The Independence Seaport Museum announced Thursday that it had received four gifts totaling $13.9 million, more than doubling its endowment and marking one of the largest gift totals ever made to the Penn's Landing institution, founded in 1960.
John Brady, head of the museum for four years, called the contributions "an endorsement" of the museum's direction, which he characterized as akin to "a transformation."
The gifts announced were $4.5 million from newly elected board chair Peter McCausland; $4.4 million from longtime museum supporter Peter R. Kellogg; $3 million from H.F. "Gerry" Lenfest, owner of Philadelphia Media Network and publisher of The Inquirer; and $2 million from an anonymous contributor.
The endowment now totals around $23.5 million. In a statement, McCausland said the museum's board "recognized that to be a top-tier institution, we needed to do more to establish long-term financial stability."
Brady said in an interview that the museum's strengthened emphasis on history and its developing focus on the sciences, including biology and environmental science, were ultimately responsible for heightened philanthropic interest.

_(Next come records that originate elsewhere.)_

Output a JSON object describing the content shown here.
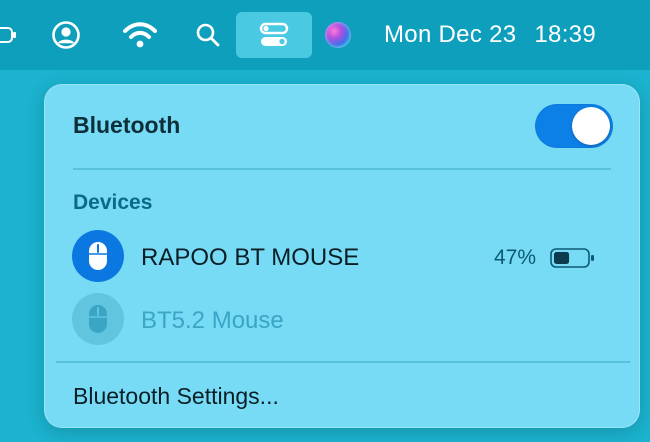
{
  "menubar": {
    "icons": [
      "battery-icon",
      "user-icon",
      "wifi-icon",
      "search-icon",
      "control-center-icon",
      "siri-icon"
    ],
    "day_date": "Mon Dec 23",
    "time": "18:39",
    "colors": {
      "bar": "#0e9fbd",
      "highlight": "#49c9e2"
    }
  },
  "panel": {
    "title": "Bluetooth",
    "toggle_on": true,
    "devices_header": "Devices",
    "devices": [
      {
        "name": "RAPOO BT MOUSE",
        "connected": true,
        "battery": "47%",
        "battery_level": 0.47,
        "icon": "mouse-icon"
      },
      {
        "name": "BT5.2 Mouse",
        "connected": false,
        "icon": "mouse-icon"
      }
    ],
    "settings_label": "Bluetooth Settings...",
    "colors": {
      "background": "#78dbf6",
      "accent": "#0d80e8"
    }
  }
}
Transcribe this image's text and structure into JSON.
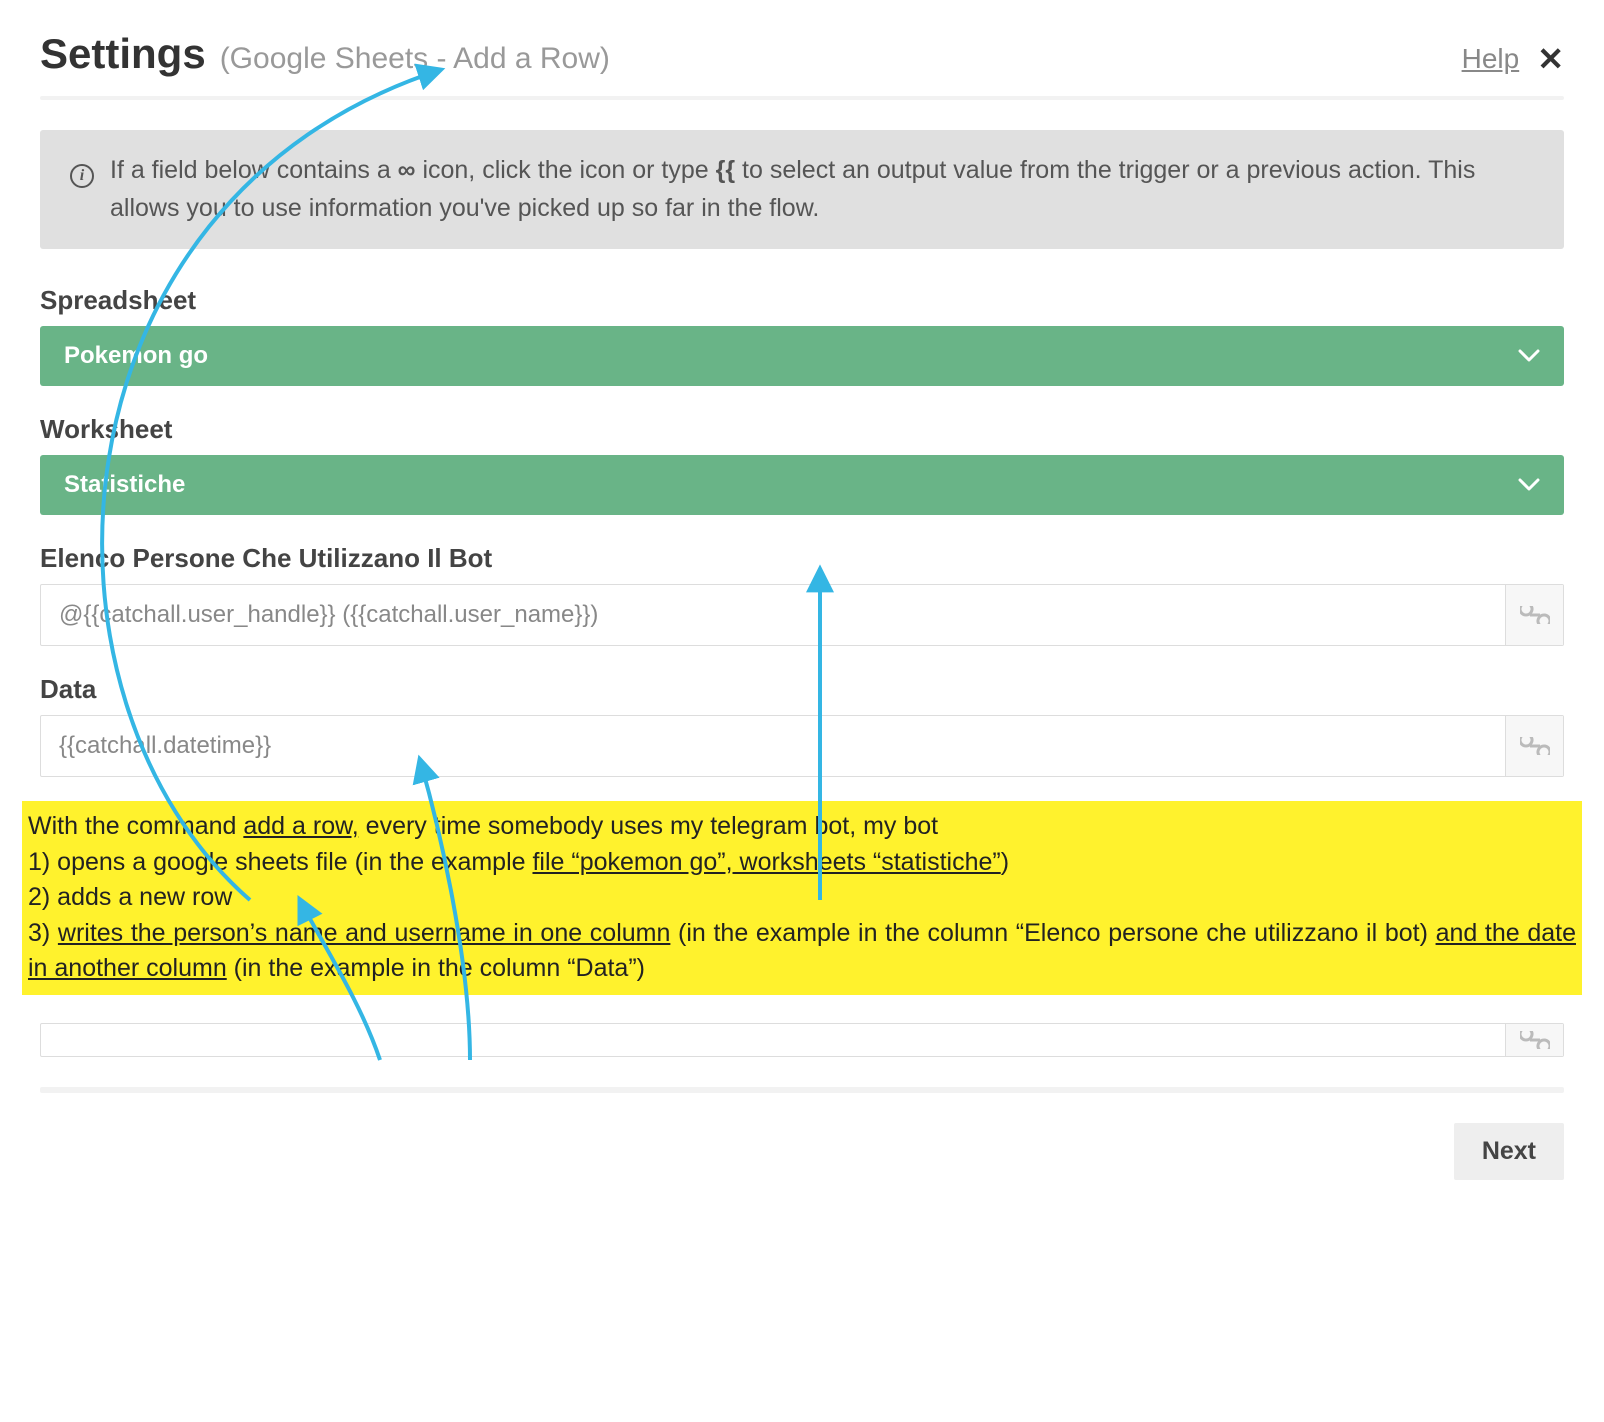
{
  "header": {
    "title": "Settings",
    "subtitle": "(Google Sheets - Add a Row)",
    "help": "Help"
  },
  "info": {
    "pre": "If a field below contains a ",
    "mid": " icon, click the icon or type ",
    "brace": "{{",
    "post": " to select an output value from the trigger or a previous action. This allows you to use information you've picked up so far in the flow."
  },
  "fields": {
    "spreadsheet": {
      "label": "Spreadsheet",
      "value": "Pokemon go"
    },
    "worksheet": {
      "label": "Worksheet",
      "value": "Statistiche"
    },
    "col1": {
      "label": "Elenco Persone Che Utilizzano Il Bot",
      "value": "@{{catchall.user_handle}} ({{catchall.user_name}})"
    },
    "col2": {
      "label": "Data",
      "value": "{{catchall.datetime}}"
    },
    "col3": {
      "value": ""
    }
  },
  "annotation": {
    "l0a": "With the command ",
    "l0u": "add a row,",
    "l0b": " every time somebody uses my telegram bot, my bot",
    "l1a": "1) opens a google sheets file (in the example ",
    "l1u": "file “pokemon go”, worksheets “statistiche”",
    "l1b": ")",
    "l2": "2) adds a new row",
    "l3a": "3) ",
    "l3u1": "writes the person’s name and username in one column",
    "l3b": " (in the example in the column “Elenco persone che utilizzano il bot) ",
    "l3u2": "and the date in another column",
    "l3c": " (in the example in the column “Data”)"
  },
  "footer": {
    "next": "Next"
  },
  "icons": {
    "link": "⚗"
  }
}
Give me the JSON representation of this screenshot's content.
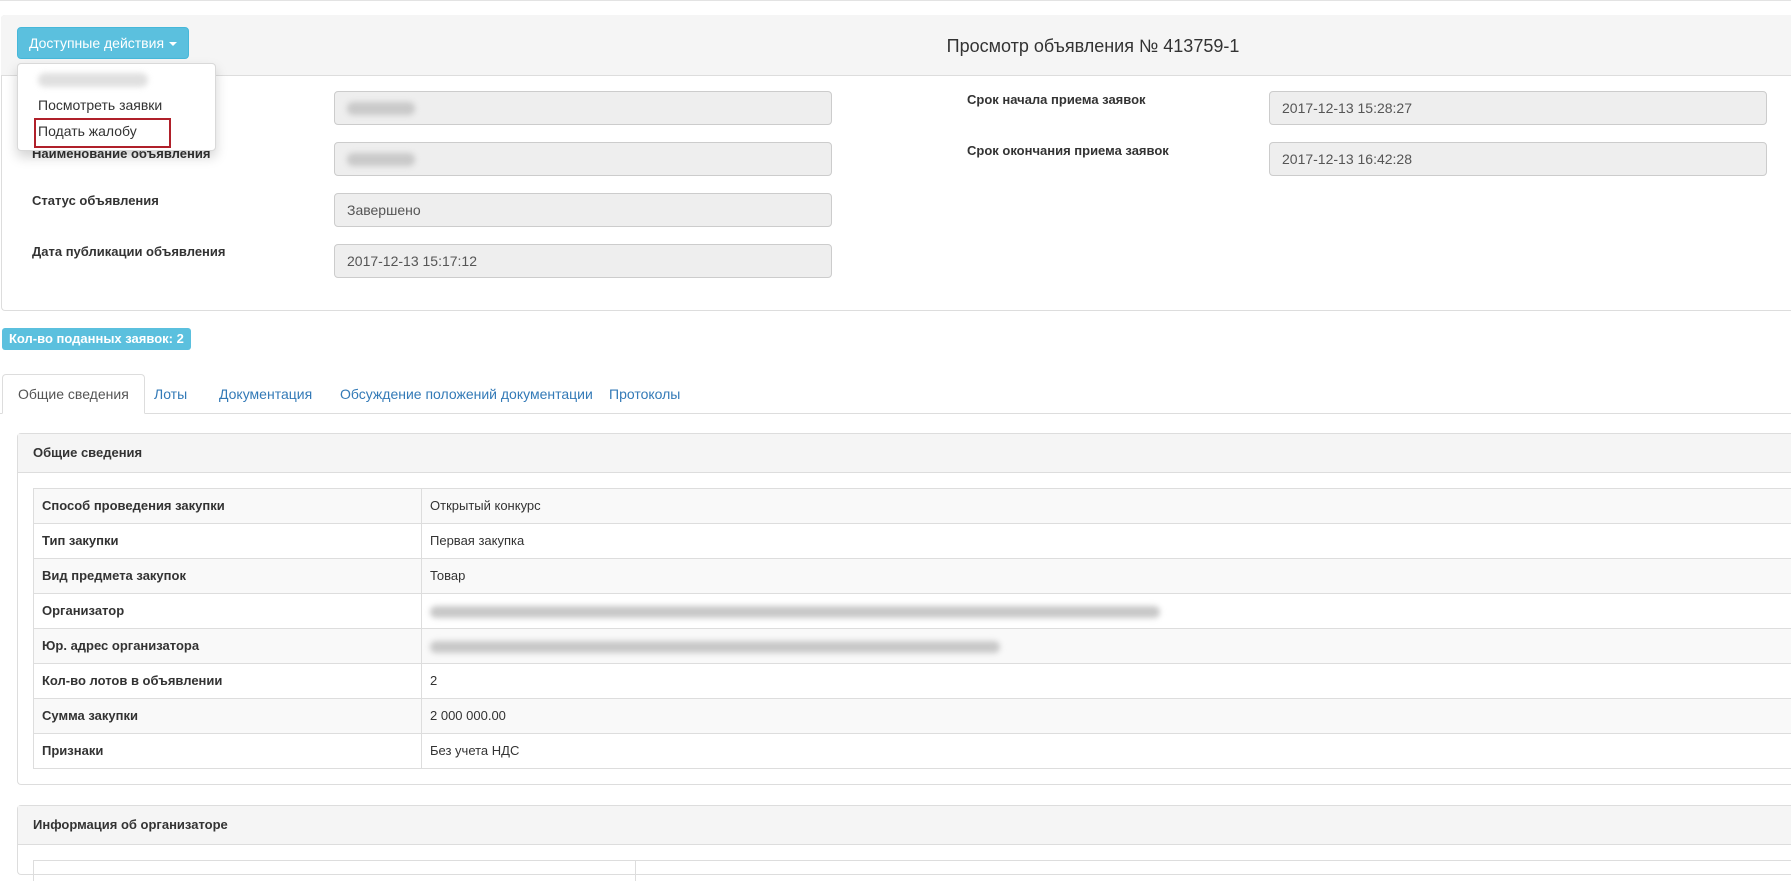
{
  "header": {
    "title": "Просмотр объявления № 413759-1",
    "actions_button": "Доступные действия",
    "dropdown": {
      "items": [
        "Посмотреть заявки",
        "Подать жалобу"
      ]
    }
  },
  "fields": {
    "name_label": "Наименование объявления",
    "status_label": "Статус объявления",
    "status_value": "Завершено",
    "pub_date_label": "Дата публикации объявления",
    "pub_date_value": "2017-12-13 15:17:12",
    "start_label": "Срок начала приема заявок",
    "start_value": "2017-12-13 15:28:27",
    "end_label": "Срок окончания приема заявок",
    "end_value": "2017-12-13 16:42:28"
  },
  "count_badge": "Кол-во поданных заявок: 2",
  "tabs": [
    {
      "label": "Общие сведения",
      "active": true
    },
    {
      "label": "Лоты"
    },
    {
      "label": "Документация"
    },
    {
      "label": "Обсуждение положений документации"
    },
    {
      "label": "Протоколы"
    }
  ],
  "general": {
    "title": "Общие сведения",
    "rows": [
      {
        "key": "Способ проведения закупки",
        "value": "Открытый конкурс"
      },
      {
        "key": "Тип закупки",
        "value": "Первая закупка"
      },
      {
        "key": "Вид предмета закупок",
        "value": "Товар"
      },
      {
        "key": "Организатор",
        "value": ""
      },
      {
        "key": "Юр. адрес организатора",
        "value": ""
      },
      {
        "key": "Кол-во лотов в объявлении",
        "value": "2"
      },
      {
        "key": "Сумма закупки",
        "value": "2 000 000.00"
      },
      {
        "key": "Признаки",
        "value": "Без учета НДС"
      }
    ]
  },
  "organizer_panel": {
    "title": "Информация об организаторе"
  },
  "colors": {
    "info": "#5bc0de",
    "link": "#337ab7",
    "highlight": "#b0202a"
  }
}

"This is an endorsement of those plans [for the museum's direction] and a positive signal the philanthropic community is backing that plan," he said.
The museum, with a $3.6 million operating budget, has been running deficits ranging above $1 million. But Brady said progress has been made on narrowing and finally eliminating the gap; the expectation is that that will happen by the end of 2015.
The sharpened programming focus is designed to do that. For one thing, the museum wants to tap into the regional history audience, currently centered on Independence National Historical Park.
"We think we can do that and that we can do it by telling the story of the founding of the U.S. Navy right here," he said.
The museum is constructing, as an ongoing exhibition, a life-size replica of a colonial-era ship, the Diligence, Brady noted.
Perhaps most important, he said, is that the gifts will demonstrate the museum's vitality to other philanthropists. "It makes the institution's long-term viability much better," he said.